SOURCE MATERIAL ▸
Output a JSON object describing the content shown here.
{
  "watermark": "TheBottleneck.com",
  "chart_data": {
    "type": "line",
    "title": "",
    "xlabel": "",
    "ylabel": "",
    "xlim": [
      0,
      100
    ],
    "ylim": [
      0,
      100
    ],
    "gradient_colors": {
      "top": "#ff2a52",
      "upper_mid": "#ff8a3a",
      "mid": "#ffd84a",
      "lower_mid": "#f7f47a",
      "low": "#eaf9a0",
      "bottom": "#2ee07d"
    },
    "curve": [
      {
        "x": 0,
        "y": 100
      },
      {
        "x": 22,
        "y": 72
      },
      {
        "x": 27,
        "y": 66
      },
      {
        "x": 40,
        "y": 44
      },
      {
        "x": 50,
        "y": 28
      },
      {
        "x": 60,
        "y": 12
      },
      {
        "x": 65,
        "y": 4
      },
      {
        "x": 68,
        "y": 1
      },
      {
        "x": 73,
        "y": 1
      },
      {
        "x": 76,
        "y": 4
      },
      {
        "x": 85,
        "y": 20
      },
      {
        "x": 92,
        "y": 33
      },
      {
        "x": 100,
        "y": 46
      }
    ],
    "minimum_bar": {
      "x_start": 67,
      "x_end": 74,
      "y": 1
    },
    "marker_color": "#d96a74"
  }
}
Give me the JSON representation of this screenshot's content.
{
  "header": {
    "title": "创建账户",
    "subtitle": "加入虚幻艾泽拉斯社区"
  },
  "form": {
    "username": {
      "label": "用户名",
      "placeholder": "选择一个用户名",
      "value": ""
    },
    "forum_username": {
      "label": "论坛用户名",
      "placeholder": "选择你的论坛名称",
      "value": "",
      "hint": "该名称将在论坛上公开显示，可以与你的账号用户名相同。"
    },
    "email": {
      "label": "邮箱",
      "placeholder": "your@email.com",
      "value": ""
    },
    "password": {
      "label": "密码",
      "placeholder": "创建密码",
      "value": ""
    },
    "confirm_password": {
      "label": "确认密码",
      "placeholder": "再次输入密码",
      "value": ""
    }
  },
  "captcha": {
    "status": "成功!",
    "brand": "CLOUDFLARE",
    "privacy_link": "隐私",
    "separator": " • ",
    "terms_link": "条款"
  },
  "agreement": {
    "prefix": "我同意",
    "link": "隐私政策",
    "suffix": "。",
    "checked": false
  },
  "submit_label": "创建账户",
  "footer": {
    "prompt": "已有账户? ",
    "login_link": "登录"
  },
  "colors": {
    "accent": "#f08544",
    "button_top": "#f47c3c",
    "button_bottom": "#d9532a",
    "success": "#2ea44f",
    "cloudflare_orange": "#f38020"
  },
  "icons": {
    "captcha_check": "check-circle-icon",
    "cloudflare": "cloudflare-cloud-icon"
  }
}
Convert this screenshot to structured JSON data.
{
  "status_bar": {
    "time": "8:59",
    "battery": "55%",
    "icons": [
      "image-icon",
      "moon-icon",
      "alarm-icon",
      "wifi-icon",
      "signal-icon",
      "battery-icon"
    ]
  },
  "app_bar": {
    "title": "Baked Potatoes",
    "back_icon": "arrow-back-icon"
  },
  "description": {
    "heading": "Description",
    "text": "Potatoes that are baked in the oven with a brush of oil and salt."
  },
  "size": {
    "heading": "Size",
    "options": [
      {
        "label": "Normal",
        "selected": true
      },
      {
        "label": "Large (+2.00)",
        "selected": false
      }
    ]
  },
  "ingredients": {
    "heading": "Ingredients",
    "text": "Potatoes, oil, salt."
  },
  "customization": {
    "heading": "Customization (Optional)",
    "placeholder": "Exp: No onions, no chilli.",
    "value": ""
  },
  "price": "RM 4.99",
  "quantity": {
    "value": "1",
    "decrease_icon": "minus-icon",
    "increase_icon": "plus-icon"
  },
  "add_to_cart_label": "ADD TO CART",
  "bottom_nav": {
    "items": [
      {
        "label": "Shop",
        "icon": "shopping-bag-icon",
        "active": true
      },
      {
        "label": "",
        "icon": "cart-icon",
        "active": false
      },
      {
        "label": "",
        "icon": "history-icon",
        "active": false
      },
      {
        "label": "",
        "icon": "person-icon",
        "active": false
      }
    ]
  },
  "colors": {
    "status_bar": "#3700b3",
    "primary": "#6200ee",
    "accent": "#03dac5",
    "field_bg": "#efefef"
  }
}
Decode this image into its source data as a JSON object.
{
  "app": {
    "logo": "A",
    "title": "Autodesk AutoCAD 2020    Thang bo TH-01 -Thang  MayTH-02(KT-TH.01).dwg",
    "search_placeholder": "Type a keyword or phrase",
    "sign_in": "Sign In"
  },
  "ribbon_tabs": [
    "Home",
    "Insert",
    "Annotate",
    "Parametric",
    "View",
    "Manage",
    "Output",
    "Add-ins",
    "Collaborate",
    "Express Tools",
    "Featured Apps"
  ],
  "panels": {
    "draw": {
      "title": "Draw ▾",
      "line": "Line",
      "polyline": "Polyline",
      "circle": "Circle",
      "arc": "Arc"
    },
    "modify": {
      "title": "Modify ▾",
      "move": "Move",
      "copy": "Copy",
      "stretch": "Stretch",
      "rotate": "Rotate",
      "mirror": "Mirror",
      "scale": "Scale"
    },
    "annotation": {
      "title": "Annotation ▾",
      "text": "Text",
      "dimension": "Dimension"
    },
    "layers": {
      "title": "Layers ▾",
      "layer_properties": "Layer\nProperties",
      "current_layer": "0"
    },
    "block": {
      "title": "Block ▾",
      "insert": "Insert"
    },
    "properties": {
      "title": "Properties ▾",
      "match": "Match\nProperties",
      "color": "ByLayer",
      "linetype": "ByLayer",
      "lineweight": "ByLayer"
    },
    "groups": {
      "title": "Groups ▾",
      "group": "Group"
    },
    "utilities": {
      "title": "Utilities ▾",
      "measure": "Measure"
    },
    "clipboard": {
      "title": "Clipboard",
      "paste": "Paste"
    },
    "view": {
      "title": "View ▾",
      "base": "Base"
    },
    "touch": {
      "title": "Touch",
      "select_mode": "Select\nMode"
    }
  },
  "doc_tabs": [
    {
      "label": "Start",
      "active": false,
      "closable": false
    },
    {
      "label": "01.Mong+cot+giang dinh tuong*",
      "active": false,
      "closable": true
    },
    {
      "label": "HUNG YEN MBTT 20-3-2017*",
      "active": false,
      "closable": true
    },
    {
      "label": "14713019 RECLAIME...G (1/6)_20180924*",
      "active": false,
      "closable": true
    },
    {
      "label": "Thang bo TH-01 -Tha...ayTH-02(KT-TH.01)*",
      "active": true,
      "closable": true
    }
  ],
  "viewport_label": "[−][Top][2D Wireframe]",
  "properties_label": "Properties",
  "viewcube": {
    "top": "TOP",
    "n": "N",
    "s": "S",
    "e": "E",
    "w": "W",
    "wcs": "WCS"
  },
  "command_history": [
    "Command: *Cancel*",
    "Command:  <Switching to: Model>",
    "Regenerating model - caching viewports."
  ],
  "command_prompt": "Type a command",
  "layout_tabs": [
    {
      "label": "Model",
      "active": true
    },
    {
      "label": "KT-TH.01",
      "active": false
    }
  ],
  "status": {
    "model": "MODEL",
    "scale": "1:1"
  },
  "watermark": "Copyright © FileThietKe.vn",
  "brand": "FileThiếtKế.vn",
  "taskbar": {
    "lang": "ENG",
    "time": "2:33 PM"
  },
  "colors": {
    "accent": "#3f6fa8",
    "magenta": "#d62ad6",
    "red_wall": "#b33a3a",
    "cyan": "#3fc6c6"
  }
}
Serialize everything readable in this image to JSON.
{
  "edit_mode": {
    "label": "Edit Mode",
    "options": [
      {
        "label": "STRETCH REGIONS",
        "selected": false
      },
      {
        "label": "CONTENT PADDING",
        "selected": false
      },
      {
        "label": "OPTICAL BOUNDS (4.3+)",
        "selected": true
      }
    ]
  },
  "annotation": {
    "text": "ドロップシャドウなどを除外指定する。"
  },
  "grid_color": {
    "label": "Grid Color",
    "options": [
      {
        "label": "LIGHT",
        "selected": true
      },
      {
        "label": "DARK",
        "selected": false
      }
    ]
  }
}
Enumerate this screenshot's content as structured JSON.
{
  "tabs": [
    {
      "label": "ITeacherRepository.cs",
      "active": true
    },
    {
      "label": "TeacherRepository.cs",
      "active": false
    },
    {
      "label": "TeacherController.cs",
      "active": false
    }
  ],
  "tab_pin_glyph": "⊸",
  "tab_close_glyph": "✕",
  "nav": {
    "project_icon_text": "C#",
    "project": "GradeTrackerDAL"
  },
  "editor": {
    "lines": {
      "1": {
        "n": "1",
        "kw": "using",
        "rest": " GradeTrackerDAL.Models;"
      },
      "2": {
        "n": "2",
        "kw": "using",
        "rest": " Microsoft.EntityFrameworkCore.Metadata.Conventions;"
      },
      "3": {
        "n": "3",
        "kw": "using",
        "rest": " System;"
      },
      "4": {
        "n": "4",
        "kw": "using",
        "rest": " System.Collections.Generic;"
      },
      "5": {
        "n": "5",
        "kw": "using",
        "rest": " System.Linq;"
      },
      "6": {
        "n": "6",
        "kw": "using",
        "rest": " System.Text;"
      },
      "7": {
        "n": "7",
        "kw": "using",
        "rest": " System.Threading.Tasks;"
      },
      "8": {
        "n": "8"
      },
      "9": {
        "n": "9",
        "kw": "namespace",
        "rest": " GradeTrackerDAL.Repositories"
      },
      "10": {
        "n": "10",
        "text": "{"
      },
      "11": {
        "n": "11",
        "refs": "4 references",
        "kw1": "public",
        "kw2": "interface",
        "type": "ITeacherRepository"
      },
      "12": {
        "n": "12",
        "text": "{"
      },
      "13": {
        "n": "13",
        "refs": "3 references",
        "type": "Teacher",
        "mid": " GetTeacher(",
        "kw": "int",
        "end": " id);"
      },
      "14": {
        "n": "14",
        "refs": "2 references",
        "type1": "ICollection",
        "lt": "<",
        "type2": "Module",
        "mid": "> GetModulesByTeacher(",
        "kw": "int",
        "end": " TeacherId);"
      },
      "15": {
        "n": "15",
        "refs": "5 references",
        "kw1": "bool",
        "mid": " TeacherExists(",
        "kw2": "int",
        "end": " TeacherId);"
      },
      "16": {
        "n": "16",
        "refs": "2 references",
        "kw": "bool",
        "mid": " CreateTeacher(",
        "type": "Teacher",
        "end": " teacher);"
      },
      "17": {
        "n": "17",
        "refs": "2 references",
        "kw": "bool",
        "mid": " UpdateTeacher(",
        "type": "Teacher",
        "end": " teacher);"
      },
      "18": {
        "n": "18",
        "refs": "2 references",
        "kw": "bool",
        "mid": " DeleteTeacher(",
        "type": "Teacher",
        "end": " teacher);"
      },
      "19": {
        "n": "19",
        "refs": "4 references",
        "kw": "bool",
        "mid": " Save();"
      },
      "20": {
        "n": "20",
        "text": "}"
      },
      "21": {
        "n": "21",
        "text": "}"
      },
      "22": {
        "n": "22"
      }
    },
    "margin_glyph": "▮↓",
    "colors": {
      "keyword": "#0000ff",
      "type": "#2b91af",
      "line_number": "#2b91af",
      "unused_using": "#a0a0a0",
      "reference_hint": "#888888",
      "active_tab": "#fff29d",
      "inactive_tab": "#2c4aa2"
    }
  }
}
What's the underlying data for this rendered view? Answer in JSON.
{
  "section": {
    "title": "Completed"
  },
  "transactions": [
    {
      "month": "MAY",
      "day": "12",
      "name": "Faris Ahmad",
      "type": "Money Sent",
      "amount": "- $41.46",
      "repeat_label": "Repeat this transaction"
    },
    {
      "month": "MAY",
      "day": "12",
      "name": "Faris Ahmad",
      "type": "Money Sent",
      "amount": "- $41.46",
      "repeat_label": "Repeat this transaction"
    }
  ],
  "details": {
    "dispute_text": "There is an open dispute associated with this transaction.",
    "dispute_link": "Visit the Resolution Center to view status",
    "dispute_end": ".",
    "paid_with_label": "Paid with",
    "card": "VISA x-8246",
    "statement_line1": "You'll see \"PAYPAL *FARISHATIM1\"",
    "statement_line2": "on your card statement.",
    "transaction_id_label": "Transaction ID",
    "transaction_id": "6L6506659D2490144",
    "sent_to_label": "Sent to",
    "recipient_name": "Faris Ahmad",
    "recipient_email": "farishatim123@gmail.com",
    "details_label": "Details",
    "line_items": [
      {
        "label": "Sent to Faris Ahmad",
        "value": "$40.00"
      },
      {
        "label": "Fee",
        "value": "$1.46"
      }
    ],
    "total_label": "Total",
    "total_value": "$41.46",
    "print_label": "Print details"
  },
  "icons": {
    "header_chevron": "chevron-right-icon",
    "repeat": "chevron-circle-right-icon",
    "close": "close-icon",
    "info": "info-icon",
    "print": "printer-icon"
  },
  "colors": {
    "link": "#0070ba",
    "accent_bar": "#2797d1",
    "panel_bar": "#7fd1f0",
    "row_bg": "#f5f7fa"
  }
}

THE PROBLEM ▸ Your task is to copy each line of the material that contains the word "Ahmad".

RESPONSE BOX ▸
      "name": "Faris Ahmad",
      "name": "Faris Ahmad",
    "recipient_name": "Faris Ahmad",
        "label": "Sent to Faris Ahmad",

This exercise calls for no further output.